Seraphic said...

If the men intrude with conversation about orcs, I agree. If, however, they are saying something interesting, I disagree.

And if the men are really good-looking, it doesn't much matter what they talk about, although keep in mind I am 39++, which is an age when women, if all has gone well, start getting really shallow about such things, and say "Yeah, whatever" to the idea of a conversation with a balding CEO their own age and instead exchanging pleasantries with handsome music students. The next stage, I believe, is Daily Mass with all the other old ladies in surgical socks, sigh sigh sigh.

Of course, that could be the coffee talking.

Shiraz said...

Having been a university instructor, I found that study really interesting -- thanks for posting it!

In my experience it is true that male students tend to talk more (this was also true in the seminars I took as a graduate student). I would say that as well as speaking more, the MODE of talking of men in classes I have been in and taught was also different. That is, the male students tended to make more absolute, argumentative statements, whereas the women used many more qualifiers.

I have to say that as an instructor almost every class I taught had more male than female students, so this may have contributed to the 'quiet girl' effect, but in the classes I was a student in, women dominated but men definitely spoke a lot more. Most of these classes had male instructors though so I wonder. Also, as a female instructor, I was very aware of what it was like being drowned out as a student, so I made a particular effort to make sure the quieter students were able to speak. Of course many of these students were female, so I suppose this equated to getting the girls to talk.

Another interesting thing is classroom dynamic -- around a seminar table in a class I taught that was 80% male, the female students all chose seats close to me. Was it protection from all that testosterone? I wonder.

Seraphic said...

It IS very interesting. And I think it adds weight to my belief in the importance of all-girls schools and even women's colleges.

Obviously men and women have to compete against each other in the free market, but I don't see why they should have to compete against other in academia and other training. If there are participation grades, this puts most women in mixed groups at a serious disadvantage.

It goes without saying that the solution is not screaming at men for their male conversational dynamics or trying to get them to behave more like women. I suppose, though, that I have indeed proposed that women try to speak more like men in class and at work. But as university and work were founded for men, that makes sense to me. I wonder what solution St. Edith Stein would propose?

Urszula said...

I like your suggestion to concentrate on what we have, instead of what we lack. This is the first Christmas when I've felt slightly out of place with my family - maybe because I'm still single with no kids, while various siblings are the opposite - and I was sharing my feelings of discomfort with my cousin. She, while married, is struggling with childlessness, and she quoted your exact words about appreciating what we have.
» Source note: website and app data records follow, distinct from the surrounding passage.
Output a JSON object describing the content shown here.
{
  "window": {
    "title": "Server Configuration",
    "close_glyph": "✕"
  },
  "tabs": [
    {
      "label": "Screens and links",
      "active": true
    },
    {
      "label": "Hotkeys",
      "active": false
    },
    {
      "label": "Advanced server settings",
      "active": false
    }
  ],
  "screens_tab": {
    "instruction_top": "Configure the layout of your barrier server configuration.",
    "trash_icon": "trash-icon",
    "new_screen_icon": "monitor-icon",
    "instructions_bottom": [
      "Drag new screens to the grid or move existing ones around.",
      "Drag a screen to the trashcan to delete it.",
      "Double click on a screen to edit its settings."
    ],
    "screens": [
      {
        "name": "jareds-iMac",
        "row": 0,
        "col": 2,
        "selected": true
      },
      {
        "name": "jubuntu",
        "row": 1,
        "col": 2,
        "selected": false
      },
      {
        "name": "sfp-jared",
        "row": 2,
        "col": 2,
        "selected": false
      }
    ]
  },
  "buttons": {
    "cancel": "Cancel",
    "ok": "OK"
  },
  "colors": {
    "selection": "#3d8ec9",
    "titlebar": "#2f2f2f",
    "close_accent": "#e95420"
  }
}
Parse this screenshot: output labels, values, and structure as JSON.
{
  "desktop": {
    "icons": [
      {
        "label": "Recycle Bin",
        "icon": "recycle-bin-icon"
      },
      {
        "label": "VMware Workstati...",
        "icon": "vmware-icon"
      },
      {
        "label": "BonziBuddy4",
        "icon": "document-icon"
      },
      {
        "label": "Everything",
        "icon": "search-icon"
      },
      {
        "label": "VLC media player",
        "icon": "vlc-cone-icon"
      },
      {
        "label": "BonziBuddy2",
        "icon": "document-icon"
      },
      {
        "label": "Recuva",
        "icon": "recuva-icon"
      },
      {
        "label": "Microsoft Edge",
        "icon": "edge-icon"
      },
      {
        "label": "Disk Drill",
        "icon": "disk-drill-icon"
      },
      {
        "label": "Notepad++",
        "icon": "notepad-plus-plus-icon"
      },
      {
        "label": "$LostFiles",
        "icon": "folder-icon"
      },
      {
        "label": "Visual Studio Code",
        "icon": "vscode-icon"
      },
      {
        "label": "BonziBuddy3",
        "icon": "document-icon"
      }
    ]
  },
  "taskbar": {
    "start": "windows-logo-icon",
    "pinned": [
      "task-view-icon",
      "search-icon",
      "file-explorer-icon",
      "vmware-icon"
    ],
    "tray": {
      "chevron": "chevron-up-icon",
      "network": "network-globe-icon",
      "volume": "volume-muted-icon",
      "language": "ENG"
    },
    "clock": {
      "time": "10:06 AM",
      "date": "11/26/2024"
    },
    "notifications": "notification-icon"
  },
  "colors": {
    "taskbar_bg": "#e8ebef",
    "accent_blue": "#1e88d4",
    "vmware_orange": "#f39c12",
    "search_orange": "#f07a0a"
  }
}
On the male conversational dynamic, I've actually had numerous conversations with my boss, who has attempted to uproot my tendency to frontload whatever I say with "I feel, I think" etc. He claims I need to be more forceful and sure of myself. What I've tried to explain is that I am sure of myself, I just don't feel the need to start off every conversation imposing my opinion as an objective truth. In the wake of several successful conference calls I've led using a method of 'directed consensus', he seems to be more convinced gentle, behind-the-scenes can work. I know it can - I've worked in extremely male-dominated workplaces.

Seraphic said...

I think St. Edith Stein would really like that, Urszula!